The language of excavation is familiar to fans of late Bay Area artist Jay DeFeo. She famously spent eight years from 1958 to '66 both building up and digging into the surface of a massive abstract painting-sculpture ultimately known as "The Rose."
But now that DeFeo is the subject of a major museum retrospective, the excavation image seems better suited to the activity of the curators, such as Dana Miller from the Whitney and Corey Keller at SFMOMA, who have gone well beyond DeFeo’s "Rose" to bring her little-known work to light in their exhibitions and this catalog.
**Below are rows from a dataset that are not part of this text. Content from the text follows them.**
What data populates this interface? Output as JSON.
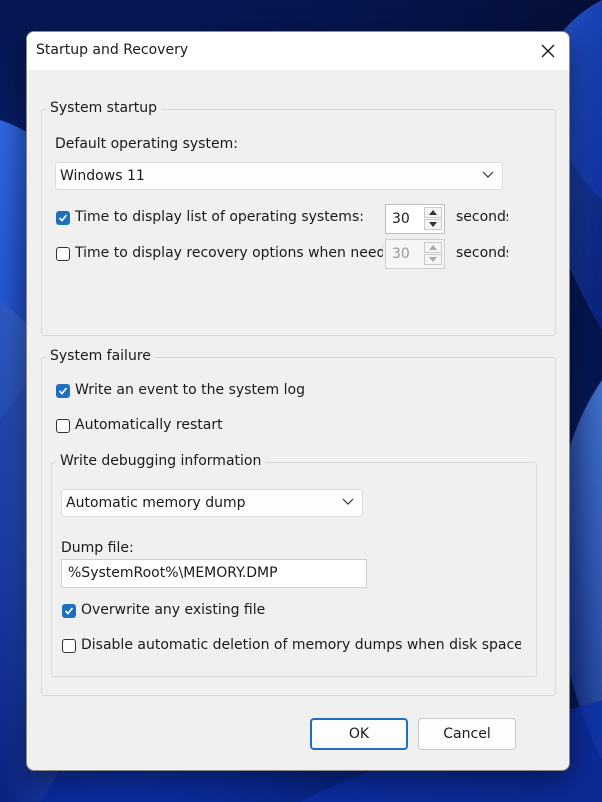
{
  "window": {
    "title": "Startup and Recovery",
    "close_icon": "close-icon"
  },
  "system_startup": {
    "legend": "System startup",
    "default_os_label": "Default operating system:",
    "default_os_value": "Windows 11",
    "display_list": {
      "checked": true,
      "label": "Time to display list of operating systems:",
      "value": "30",
      "unit": "seconds"
    },
    "display_recovery": {
      "checked": false,
      "label": "Time to display recovery options when needed:",
      "value": "30",
      "unit": "seconds"
    }
  },
  "system_failure": {
    "legend": "System failure",
    "write_event": {
      "checked": true,
      "label": "Write an event to the system log"
    },
    "auto_restart": {
      "checked": false,
      "label": "Automatically restart"
    },
    "debugging": {
      "legend": "Write debugging information",
      "dump_type": "Automatic memory dump",
      "dump_file_label": "Dump file:",
      "dump_file_value": "%SystemRoot%\\MEMORY.DMP",
      "overwrite": {
        "checked": true,
        "label": "Overwrite any existing file"
      },
      "disable_auto_delete": {
        "checked": false,
        "label": "Disable automatic deletion of memory dumps when disk space is low"
      }
    }
  },
  "buttons": {
    "ok": "OK",
    "cancel": "Cancel"
  },
  "colors": {
    "accent": "#1f6fbf",
    "dialog_bg": "#f0f0f0"
  }
}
The biggest revelation: DeFeo was a photographer as well as a painter, making quasi-Surreal, experimental-looking prints and photo-collages in the 1970s that resonate with work done during that time by Wallace Berman, Bruce Conner and — in their cool attention to everyday objects in decay — William Eggleston. Photographs of her own dental bridges, a decrepit chandelier and gnarly wrapped objects are standouts.
The catalog features some photographs not included in the SFMOMA presentation, most notably a set of 1959 photographs that Berman took of a semi-clad or naked DeFeo posed (sometimes legs splayed) in front of her paintings. In the San Francisco showing at least, the curator decided these artful pinup images were more Berman than DeFeo’s work — and cut them from the show.